[Exercise data Boundary: Start]
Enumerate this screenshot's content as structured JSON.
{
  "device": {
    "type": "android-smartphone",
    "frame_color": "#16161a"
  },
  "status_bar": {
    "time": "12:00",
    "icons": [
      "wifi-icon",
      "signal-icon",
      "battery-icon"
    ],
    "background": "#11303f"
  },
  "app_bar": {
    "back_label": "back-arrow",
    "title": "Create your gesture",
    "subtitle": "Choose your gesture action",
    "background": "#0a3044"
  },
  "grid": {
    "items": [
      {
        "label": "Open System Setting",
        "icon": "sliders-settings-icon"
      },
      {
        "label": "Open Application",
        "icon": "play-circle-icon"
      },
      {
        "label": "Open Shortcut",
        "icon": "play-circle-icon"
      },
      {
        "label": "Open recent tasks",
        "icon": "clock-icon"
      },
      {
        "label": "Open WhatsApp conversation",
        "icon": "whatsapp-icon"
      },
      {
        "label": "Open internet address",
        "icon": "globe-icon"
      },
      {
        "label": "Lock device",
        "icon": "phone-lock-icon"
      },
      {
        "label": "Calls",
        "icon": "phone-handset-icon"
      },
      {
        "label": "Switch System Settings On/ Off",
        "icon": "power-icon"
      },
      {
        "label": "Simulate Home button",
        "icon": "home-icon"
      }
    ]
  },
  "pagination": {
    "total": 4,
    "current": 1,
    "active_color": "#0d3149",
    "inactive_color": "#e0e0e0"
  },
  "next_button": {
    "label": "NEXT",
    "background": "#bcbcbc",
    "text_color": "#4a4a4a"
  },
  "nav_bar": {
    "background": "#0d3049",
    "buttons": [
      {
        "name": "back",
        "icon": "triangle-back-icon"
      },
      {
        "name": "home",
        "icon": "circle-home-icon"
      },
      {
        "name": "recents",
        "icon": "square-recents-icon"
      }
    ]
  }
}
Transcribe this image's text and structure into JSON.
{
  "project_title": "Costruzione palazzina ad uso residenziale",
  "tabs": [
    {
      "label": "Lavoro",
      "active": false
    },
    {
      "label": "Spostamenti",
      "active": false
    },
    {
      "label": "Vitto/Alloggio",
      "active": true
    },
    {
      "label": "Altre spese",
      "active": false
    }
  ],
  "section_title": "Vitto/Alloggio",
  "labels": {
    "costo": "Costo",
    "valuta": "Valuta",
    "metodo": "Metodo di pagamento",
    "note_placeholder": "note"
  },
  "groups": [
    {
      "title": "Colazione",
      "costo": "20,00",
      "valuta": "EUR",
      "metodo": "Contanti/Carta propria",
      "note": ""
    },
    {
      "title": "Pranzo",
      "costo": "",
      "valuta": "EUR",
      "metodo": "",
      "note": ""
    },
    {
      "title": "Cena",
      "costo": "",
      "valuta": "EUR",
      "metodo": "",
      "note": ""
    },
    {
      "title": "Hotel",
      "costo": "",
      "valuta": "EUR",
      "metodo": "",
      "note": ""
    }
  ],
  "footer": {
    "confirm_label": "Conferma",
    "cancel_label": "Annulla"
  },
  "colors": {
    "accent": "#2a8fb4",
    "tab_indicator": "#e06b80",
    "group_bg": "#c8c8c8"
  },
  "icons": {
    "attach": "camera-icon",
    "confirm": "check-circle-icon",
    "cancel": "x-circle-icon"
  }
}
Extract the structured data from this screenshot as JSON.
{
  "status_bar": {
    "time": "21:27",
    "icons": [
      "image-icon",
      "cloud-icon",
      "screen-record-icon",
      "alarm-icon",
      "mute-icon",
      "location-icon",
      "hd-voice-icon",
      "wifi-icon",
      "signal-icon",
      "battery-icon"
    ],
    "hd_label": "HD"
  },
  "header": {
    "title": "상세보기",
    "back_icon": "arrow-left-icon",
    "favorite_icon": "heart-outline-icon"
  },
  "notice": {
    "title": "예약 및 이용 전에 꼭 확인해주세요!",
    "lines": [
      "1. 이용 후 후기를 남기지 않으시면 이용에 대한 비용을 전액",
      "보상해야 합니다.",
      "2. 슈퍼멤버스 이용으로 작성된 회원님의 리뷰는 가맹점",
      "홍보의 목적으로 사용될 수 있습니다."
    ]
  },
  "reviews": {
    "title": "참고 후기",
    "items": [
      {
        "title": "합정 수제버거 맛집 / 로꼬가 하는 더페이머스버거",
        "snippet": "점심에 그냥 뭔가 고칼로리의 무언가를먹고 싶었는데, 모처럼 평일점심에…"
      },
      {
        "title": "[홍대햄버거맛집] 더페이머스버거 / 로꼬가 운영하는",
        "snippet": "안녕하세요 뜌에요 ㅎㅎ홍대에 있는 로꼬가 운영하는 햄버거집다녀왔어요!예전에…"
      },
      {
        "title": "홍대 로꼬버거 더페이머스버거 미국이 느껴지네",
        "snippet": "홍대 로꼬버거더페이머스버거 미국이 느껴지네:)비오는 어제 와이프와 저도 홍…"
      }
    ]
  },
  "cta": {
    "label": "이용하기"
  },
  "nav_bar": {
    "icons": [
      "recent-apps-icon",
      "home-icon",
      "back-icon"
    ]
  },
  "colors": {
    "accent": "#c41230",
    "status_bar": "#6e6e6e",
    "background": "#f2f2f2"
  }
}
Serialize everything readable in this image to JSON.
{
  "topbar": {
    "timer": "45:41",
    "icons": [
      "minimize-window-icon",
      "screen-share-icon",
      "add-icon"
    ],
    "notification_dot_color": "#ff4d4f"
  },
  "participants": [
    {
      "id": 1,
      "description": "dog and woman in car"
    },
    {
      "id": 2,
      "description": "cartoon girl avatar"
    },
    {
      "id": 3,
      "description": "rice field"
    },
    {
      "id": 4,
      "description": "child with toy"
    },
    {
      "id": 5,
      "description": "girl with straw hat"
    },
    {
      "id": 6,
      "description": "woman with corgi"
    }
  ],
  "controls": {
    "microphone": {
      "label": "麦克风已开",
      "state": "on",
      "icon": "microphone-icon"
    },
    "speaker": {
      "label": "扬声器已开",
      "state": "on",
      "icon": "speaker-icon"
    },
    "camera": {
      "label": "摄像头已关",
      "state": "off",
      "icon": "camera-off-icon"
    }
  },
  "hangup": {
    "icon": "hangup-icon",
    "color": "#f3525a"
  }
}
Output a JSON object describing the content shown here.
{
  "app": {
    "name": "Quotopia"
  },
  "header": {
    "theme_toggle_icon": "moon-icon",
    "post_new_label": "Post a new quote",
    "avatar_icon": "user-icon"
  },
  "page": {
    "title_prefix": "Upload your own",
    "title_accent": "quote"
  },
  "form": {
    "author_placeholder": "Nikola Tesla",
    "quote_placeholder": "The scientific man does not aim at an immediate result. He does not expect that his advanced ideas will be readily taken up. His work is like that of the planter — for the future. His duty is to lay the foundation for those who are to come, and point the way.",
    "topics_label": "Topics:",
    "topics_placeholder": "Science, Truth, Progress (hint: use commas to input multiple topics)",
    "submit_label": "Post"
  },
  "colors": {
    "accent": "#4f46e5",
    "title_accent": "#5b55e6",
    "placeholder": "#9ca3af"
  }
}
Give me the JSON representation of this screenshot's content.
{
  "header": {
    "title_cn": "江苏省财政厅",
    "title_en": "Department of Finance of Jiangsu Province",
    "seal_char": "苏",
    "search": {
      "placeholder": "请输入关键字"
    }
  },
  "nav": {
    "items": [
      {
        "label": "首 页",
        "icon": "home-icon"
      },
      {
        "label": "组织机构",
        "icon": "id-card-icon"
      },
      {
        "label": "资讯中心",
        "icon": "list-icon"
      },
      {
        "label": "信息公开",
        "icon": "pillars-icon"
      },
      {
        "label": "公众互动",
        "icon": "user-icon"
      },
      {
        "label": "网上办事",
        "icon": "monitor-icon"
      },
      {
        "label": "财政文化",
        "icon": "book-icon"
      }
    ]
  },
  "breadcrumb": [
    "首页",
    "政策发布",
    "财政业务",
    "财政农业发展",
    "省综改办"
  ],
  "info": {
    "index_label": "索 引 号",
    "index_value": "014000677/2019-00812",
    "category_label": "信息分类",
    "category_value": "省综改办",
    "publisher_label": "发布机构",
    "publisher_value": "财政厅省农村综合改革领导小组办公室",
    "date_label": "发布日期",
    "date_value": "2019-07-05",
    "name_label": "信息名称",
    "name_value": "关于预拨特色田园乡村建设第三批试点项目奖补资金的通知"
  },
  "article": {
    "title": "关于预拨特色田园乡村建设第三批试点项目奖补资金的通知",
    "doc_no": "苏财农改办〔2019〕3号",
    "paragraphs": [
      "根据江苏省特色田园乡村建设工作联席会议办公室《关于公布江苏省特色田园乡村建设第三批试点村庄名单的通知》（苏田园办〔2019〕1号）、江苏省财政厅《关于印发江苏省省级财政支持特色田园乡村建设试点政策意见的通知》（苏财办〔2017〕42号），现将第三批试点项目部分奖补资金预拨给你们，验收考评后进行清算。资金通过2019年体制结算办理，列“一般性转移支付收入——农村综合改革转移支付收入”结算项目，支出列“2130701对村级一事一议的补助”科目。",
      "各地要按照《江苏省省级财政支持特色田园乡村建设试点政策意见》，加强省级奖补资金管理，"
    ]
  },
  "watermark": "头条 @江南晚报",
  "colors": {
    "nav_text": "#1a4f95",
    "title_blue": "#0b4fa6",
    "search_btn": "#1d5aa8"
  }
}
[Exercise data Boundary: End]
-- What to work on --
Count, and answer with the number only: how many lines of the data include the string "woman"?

-- Result below --
2